That night, the autopilot started making weird noises. Granted, we do have a spare, the goal is to keep it as a spare! Ray climbed into the compartment to try to identify the issue.
Not seeing an obvious problem, we resorted to picking the brains of others on online forums and cruiser group chats. The resounding verdict was that there was air in the system: it would need to be bled upon our arrival.
I sat through a miserable morning shift; the wind speed and direction sucked. No matter what we did, the sails sounded like they were getting beat up. Was it the sea state? The current? We were beyond frustrated. Ray thought maybe something was wrapped around the rudders, so I stuck my GoPro in the water. Both rudders were clear. This was supposed to be the last day of this passage, but at this rate, we’d be out here for another five days. My upper body was sore from yesterday, and my palms were raw. A squeaky halyard was nearly my ticket to the loony bin. Shhhhhh!!!!

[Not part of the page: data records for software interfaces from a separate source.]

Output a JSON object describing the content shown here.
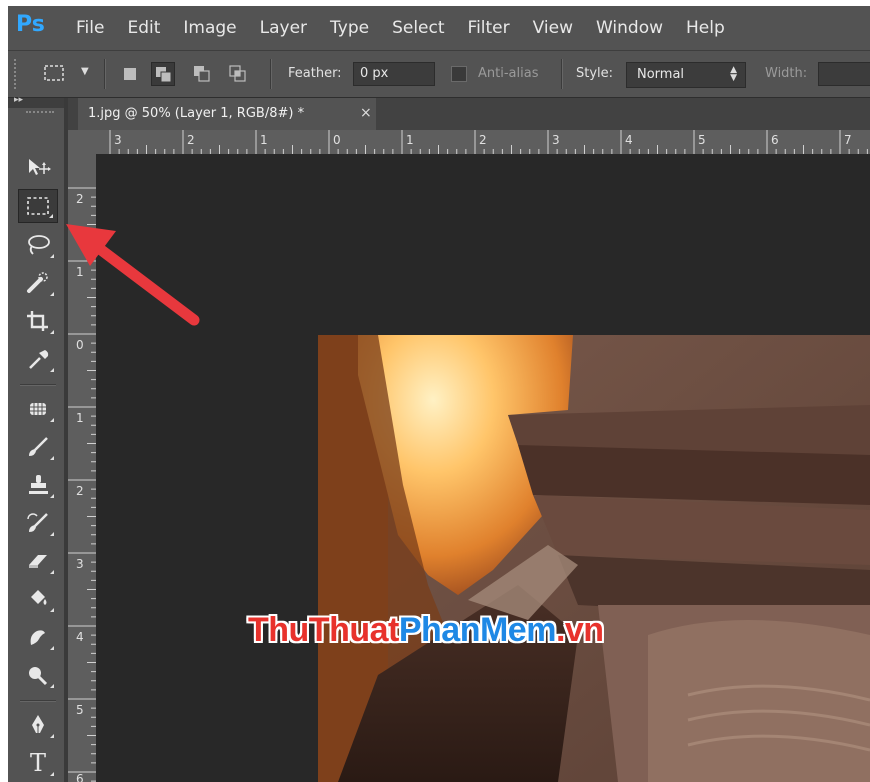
{
  "app": {
    "logo": "Ps",
    "menu": [
      "File",
      "Edit",
      "Image",
      "Layer",
      "Type",
      "Select",
      "Filter",
      "View",
      "Window",
      "Help"
    ]
  },
  "options": {
    "feather_label": "Feather:",
    "feather_value": "0 px",
    "antialias_label": "Anti-alias",
    "style_label": "Style:",
    "style_value": "Normal",
    "width_label": "Width:",
    "width_value": ""
  },
  "document": {
    "tab_title": "1.jpg @ 50% (Layer 1, RGB/8#) *",
    "close_glyph": "×"
  },
  "rulers": {
    "top": [
      "3",
      "2",
      "1",
      "0",
      "1",
      "2",
      "3",
      "4",
      "5",
      "6",
      "7"
    ],
    "left": [
      "2",
      "1",
      "0",
      "1",
      "2",
      "3",
      "4",
      "5",
      "6"
    ]
  },
  "toolbar": {
    "collapse_glyph": "▸▸",
    "tools": [
      {
        "name": "move-tool",
        "icon": "move-icon"
      },
      {
        "name": "rectangular-marquee-tool",
        "icon": "marquee-icon",
        "selected": true
      },
      {
        "name": "lasso-tool",
        "icon": "lasso-icon"
      },
      {
        "name": "quick-selection-tool",
        "icon": "quick-selection-icon"
      },
      {
        "name": "crop-tool",
        "icon": "crop-icon"
      },
      {
        "name": "eyedropper-tool",
        "icon": "eyedropper-icon"
      },
      {
        "name": "spot-healing-tool",
        "icon": "bandage-icon"
      },
      {
        "name": "brush-tool",
        "icon": "brush-icon"
      },
      {
        "name": "clone-stamp-tool",
        "icon": "stamp-icon"
      },
      {
        "name": "history-brush-tool",
        "icon": "history-brush-icon"
      },
      {
        "name": "eraser-tool",
        "icon": "eraser-icon"
      },
      {
        "name": "paint-bucket-tool",
        "icon": "paint-bucket-icon"
      },
      {
        "name": "blur-tool",
        "icon": "smudge-icon"
      },
      {
        "name": "dodge-tool",
        "icon": "dodge-icon"
      },
      {
        "name": "pen-tool",
        "icon": "pen-icon"
      },
      {
        "name": "type-tool",
        "icon": "type-icon",
        "glyph": "T"
      }
    ]
  },
  "watermark": {
    "part1": "ThuThuat",
    "part2": "PhanMem",
    "part3": ".vn"
  },
  "colors": {
    "ps_blue": "#31a8ff",
    "arrow_red": "#e8383d",
    "panel": "#535353",
    "canvas_bg": "#282828"
  }
}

By noon, Ray had called an audible. We altered course. Our new heading would bring us closer to Columbia but at a more favorable wind angle, allowing us to sail faster and shave a few days off the trip. This decision saved our sanity. Sabado was much happier (and quieter!). We were able to sail the rest of the day using our main and jib. We watched another beautiful sunset, ate dinner together, and sailed through the night.
Check back next week to read about the rest of our passage! ❤️